■ **ASSIGNMENT**
Report, from the records below, every line where the word "JSON" appears.

━━━━━ INFORMATION PROVIDED

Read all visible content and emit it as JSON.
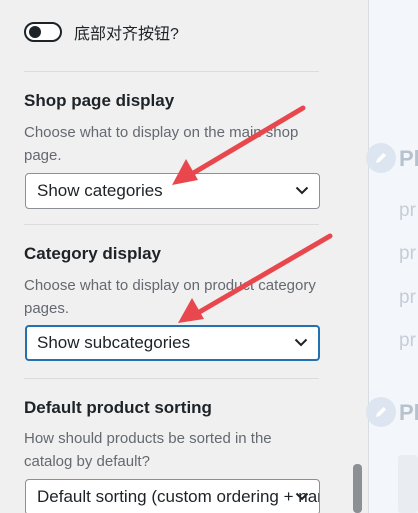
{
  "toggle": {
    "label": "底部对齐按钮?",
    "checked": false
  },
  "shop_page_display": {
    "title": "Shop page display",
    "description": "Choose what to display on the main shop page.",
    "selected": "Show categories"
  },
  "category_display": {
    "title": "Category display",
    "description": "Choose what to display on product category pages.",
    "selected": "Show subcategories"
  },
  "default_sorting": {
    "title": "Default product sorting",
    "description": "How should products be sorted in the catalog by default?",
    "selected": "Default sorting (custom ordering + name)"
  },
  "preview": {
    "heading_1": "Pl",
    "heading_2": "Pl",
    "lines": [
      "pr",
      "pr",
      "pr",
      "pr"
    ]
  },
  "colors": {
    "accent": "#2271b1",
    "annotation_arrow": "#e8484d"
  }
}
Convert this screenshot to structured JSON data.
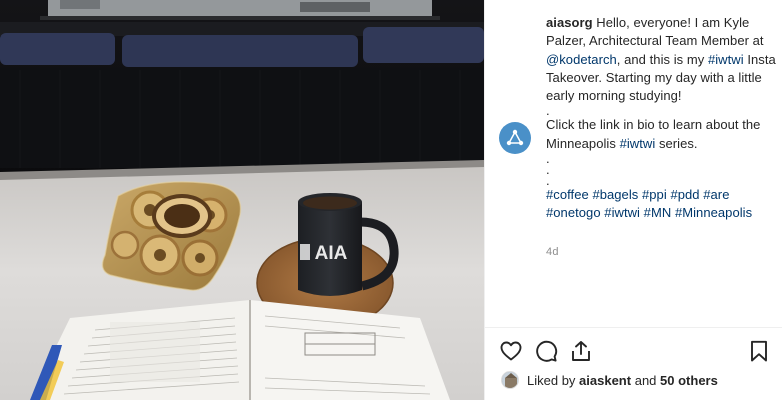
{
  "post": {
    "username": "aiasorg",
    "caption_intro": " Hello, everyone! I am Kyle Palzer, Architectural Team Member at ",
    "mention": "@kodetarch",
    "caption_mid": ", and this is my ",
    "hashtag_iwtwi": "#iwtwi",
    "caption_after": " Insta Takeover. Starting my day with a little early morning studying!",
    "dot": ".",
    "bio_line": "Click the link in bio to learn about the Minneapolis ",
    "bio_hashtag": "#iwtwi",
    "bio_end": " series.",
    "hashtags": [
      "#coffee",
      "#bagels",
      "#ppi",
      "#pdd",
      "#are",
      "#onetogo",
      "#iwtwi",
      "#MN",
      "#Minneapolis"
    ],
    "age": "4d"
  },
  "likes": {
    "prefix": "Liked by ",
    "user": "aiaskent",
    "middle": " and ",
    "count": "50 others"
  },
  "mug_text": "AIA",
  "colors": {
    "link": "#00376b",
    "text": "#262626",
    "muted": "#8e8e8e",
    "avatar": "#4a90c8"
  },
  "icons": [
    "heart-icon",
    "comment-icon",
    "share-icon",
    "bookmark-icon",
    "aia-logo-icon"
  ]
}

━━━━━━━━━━
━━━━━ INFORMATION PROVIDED

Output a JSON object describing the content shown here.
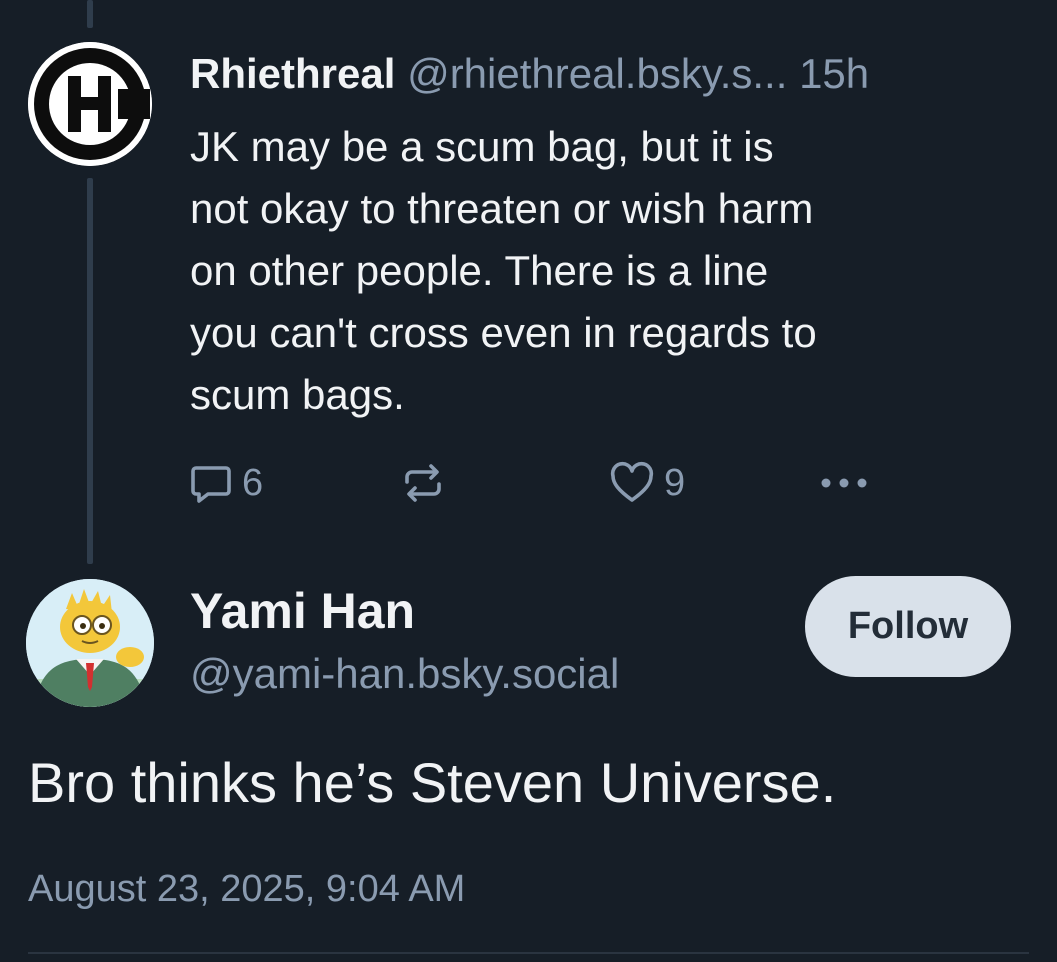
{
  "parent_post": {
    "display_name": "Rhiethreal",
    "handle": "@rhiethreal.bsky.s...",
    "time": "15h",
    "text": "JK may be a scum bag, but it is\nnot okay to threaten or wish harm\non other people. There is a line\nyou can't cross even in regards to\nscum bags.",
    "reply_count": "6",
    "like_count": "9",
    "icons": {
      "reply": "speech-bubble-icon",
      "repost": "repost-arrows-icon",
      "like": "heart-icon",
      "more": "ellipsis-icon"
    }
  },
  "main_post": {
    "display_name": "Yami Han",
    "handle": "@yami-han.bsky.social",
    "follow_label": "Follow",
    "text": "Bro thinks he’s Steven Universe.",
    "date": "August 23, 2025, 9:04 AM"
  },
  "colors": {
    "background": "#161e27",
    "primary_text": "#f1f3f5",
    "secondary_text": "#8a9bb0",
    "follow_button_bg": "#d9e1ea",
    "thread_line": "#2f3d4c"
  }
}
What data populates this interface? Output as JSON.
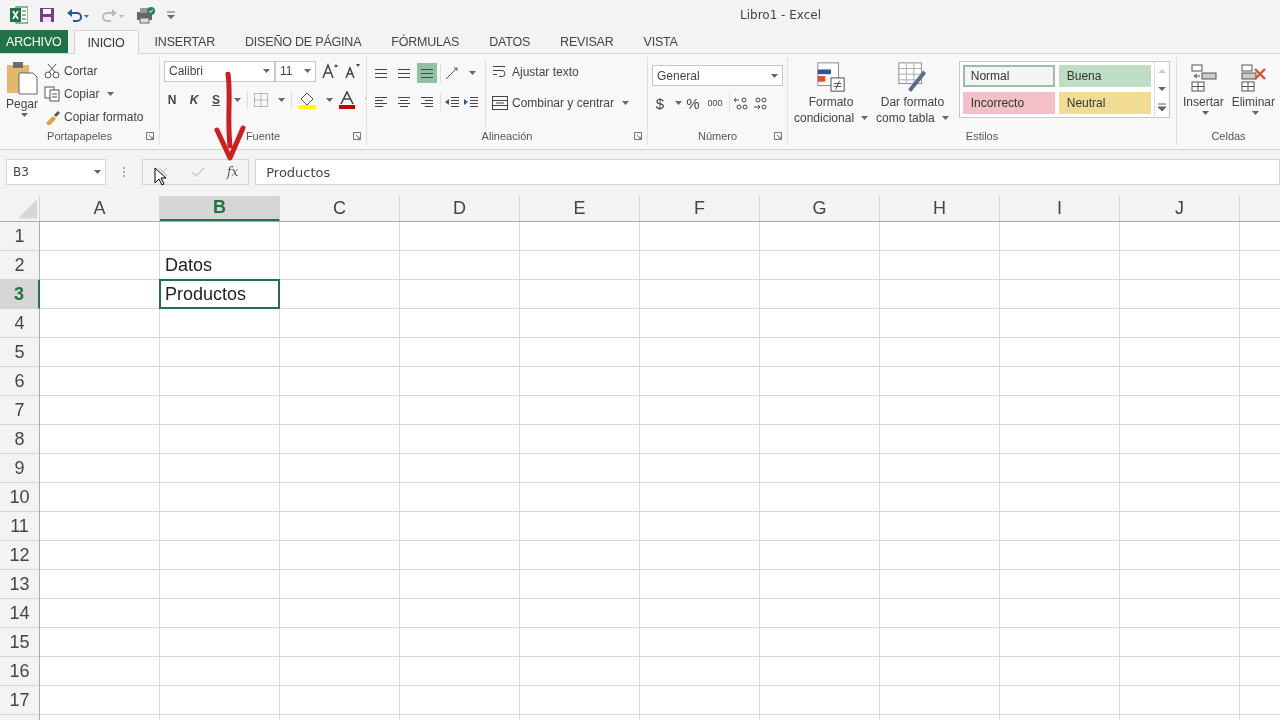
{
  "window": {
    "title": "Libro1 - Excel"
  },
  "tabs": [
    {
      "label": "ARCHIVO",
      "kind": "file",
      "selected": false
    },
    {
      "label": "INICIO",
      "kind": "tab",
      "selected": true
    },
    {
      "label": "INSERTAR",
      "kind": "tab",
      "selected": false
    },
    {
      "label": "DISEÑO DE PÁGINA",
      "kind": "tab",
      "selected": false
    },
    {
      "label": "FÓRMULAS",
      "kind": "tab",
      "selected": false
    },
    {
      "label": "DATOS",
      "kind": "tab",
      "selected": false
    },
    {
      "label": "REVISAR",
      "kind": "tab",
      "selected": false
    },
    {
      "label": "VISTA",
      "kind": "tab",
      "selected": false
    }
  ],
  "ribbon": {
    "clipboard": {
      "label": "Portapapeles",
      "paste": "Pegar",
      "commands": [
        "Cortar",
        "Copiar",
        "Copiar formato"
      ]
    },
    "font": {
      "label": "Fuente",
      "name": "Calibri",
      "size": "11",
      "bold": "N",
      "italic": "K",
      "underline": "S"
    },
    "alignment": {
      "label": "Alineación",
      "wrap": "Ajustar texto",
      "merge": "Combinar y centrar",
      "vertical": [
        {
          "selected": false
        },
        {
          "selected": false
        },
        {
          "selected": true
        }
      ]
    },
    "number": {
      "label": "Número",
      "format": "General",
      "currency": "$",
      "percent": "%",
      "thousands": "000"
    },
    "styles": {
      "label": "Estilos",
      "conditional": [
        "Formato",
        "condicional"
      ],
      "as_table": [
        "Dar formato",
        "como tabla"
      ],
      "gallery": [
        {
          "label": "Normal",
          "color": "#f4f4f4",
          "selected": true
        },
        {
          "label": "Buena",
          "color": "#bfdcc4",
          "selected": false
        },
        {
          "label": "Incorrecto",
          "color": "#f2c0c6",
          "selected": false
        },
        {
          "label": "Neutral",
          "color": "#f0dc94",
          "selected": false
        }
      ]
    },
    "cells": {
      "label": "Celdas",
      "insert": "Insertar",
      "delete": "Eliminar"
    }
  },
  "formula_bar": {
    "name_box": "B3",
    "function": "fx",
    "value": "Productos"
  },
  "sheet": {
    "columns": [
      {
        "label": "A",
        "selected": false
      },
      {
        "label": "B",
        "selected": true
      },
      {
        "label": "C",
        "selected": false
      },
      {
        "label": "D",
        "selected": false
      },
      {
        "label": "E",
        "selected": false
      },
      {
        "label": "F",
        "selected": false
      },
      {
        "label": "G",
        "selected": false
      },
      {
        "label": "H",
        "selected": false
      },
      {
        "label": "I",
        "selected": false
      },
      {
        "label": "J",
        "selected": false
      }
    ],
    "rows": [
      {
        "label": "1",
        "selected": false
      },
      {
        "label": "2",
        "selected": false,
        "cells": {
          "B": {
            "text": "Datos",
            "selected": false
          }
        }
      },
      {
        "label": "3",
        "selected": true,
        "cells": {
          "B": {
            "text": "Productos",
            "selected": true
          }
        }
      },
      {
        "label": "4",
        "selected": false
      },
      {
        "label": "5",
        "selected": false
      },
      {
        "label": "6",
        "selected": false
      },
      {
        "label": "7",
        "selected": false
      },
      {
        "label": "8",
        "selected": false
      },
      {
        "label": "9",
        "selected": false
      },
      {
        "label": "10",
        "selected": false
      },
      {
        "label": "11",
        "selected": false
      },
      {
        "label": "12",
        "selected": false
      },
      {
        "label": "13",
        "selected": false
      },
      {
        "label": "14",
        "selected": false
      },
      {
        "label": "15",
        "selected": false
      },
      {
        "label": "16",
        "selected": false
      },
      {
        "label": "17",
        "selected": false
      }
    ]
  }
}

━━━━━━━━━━
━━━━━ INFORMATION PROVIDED

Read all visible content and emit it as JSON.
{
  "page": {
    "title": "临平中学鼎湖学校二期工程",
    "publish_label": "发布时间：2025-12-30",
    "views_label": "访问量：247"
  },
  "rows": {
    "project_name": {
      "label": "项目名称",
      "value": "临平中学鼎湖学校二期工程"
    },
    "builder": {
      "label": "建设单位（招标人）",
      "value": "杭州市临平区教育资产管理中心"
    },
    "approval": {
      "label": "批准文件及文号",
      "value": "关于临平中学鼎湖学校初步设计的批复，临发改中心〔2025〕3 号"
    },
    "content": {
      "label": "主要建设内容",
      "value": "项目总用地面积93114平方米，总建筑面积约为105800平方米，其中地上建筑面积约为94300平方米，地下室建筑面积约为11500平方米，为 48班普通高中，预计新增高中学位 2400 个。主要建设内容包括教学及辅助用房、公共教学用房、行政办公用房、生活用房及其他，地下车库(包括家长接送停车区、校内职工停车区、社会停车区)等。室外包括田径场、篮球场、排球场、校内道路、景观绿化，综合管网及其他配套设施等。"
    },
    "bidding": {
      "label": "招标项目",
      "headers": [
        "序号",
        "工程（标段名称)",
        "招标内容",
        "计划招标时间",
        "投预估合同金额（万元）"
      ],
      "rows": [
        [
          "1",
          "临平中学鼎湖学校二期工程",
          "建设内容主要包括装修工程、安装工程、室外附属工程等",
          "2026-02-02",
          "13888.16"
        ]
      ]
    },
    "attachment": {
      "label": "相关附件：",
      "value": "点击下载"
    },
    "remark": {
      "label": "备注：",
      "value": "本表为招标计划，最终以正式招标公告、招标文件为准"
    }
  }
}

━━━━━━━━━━

■ **REPLY**
Read all visible content and emit it as JSON.
Convert this screenshot to structured JSON data.
Output a JSON object describing the content shown here.
What data populates this interface? Output as JSON.
Read all visible content and emit it as JSON.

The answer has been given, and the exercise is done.